Despite all that, this is Michael Bay’s most mature film yet. It doesn’t seem like a Michael Bay film as there wasn’t a lot of gimmicky camera shots or humor in the film (don’t worry there are still explosions and shameless product placements aplenty). The film also deals with a lot of darker themes compared with the other films. Be aware that the Age of Extinction isn’t a “happy” film. It is a much more serious film.

Thankfully, Mark Wahlberg is a major upgrade from Shia LeBeouf. Wahlberg’s Cade Yeager is a more charismatic character than Sam Witwicky and the film benefits greatly from it. Wahlberg does such a good job in his role that I actually believed that he was a robotics engineer. Another stand out character in the film is Stanley Tucci’s Joshua Joyce.

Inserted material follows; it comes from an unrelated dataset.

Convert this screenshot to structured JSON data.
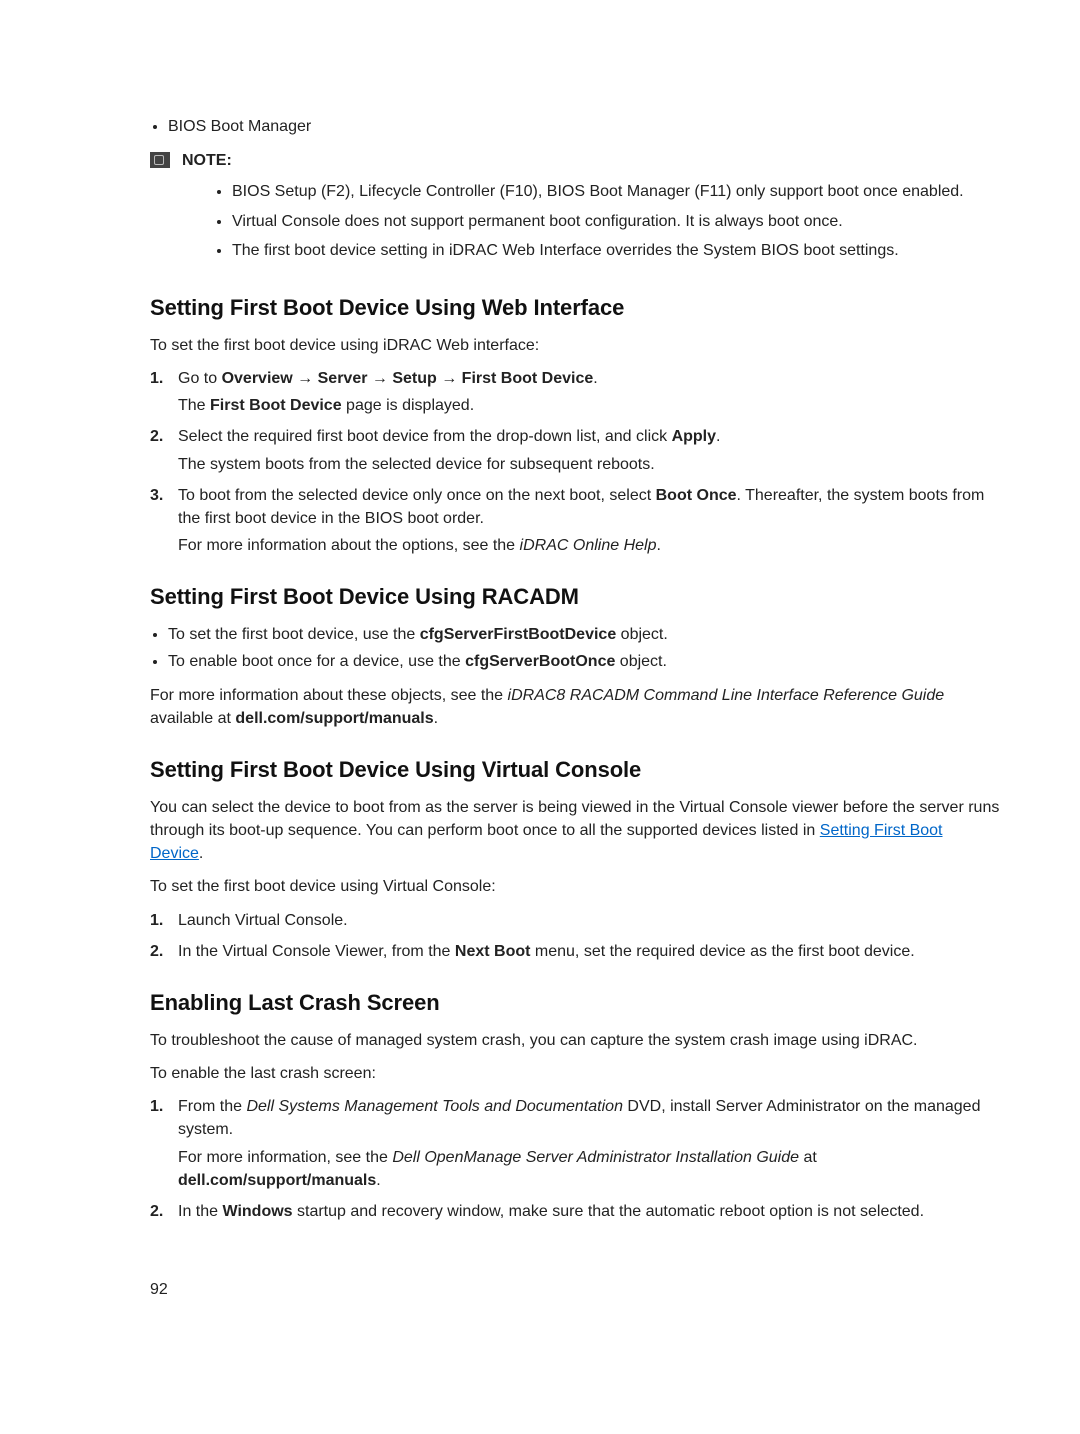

Tucci looked like he had a lot of fun playing his character and it definitely shows on screen.

Unfortunately, the rest of the humans aren’t as memorable (or useful) as Cade and Joshua. Tessa and Shane are basically stock characters that are just there to give Cade a purpose throughout the film. Kelsey Grammer was great as the human antagonist, but ultimately gets a backseat to the other villains. Titus Welliver did well as Grammer’s hired thug, but he doesn’t have much to do or have any sort of character development.


As for the Transformers themselves, this is nothing but the Optimus Prime show. The entire film is carried by Mark Wahlberg and Peter Cullen, the voice of Optimus Prime. Unlike the previous films, Bumblebee isn’t seen as much. He takes a back seat and shares the same amount of screen time as the other Autobots: Hound, Crosshairs and Drift. Also, don’t expect to see a lot of the Dinobots either. They appear in the final act of the film, and only transform into their robot form for a total of 3 minutes. The rest of the time they are in their dinosaur form. Oh, and the Dinobots don’t speak at all either. All of them just roar and make animalistic sounds.

The most improved aspect of the film is that Michael Bay has finally learned to put together a battle scene where you can tell which Autobot is fighting who. One of the major criticisms of the Transformers films is that the fight scenes between the Autobots and Decepticons you can’t tell who is who. Much of the Transformers have gone through a makeover phase as each Transformer now has a humanistic face which conveys the emotion of each Transformer as they’re talking.

Transformers: Age of Extinction is the first film to use IMAX’s new digital 3D cameras and it looks amazing on IMAX screens. Fair warning though, 60% of the film is shot in IMAX meaning that the aspect ratio will change throughout the course of the film. So if you were distracted by the ever changing aspect ratios from The Dark Knight Rises IMAX presentation, then you will be distracted by it again here.

Overall, Transformers: Age of Extinction is still an enjoyable, “brain shutdown” type of film that only Michael Bay can deliver on an epic scale. It’s just unfortunate that the film suffers from an overkill of characters and plotlines since this could’ve easily been the best Transformers film yet.

Rating: 3/5 Atoms
NR 3 Atoms - C

Facebook Comments

About author

Mark Pacis
Mark Pacis 1575 posts

Self-proclaimed "Human IMDb" and comic book geek. Biggest Iron Man fan you'll probably ever meet.